# [Work instruction]
All lines below containing "name" are to be listed.

[Dataset rows for apps and sites]
═══

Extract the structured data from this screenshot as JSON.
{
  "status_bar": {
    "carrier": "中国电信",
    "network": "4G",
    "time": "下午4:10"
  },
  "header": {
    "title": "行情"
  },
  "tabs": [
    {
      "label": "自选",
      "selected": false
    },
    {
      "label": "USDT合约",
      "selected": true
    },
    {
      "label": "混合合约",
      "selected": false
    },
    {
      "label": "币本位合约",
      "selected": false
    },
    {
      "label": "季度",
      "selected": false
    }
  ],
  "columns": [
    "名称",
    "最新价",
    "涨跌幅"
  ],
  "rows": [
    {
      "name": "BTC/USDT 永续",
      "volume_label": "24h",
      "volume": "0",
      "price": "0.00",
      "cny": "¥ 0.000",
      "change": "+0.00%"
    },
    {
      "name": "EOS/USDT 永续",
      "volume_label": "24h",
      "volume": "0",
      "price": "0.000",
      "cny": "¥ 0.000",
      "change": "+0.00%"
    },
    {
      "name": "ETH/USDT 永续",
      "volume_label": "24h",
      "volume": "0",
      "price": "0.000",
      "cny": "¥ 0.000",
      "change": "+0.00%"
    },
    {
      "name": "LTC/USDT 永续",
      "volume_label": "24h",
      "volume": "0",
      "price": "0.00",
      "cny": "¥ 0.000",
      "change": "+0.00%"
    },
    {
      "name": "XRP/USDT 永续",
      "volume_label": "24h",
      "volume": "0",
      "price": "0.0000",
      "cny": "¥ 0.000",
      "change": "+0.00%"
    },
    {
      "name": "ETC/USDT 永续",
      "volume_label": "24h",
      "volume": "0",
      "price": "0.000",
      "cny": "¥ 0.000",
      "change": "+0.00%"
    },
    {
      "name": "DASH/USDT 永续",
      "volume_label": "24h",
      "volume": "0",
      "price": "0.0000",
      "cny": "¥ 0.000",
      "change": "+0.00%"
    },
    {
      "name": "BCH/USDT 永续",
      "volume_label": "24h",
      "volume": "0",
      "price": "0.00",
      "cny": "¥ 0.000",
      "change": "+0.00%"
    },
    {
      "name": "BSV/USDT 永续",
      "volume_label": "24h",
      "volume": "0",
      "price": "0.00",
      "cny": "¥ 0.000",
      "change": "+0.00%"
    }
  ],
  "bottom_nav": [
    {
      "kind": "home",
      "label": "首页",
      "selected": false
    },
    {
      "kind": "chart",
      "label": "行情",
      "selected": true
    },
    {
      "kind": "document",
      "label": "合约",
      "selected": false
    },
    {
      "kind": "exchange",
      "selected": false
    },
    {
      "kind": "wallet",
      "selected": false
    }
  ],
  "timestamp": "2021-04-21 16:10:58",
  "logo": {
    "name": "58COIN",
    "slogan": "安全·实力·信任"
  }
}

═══

# [Answer to the problem]
      "name": "BTC/USDT 永续",
      "name": "EOS/USDT 永续",
      "name": "ETH/USDT 永续",
      "name": "LTC/USDT 永续",
      "name": "XRP/USDT 永续",
      "name": "ETC/USDT 永续",
      "name": "DASH/USDT 永续",
      "name": "BCH/USDT 永续",
      "name": "BSV/USDT 永续",
    "name": "58COIN",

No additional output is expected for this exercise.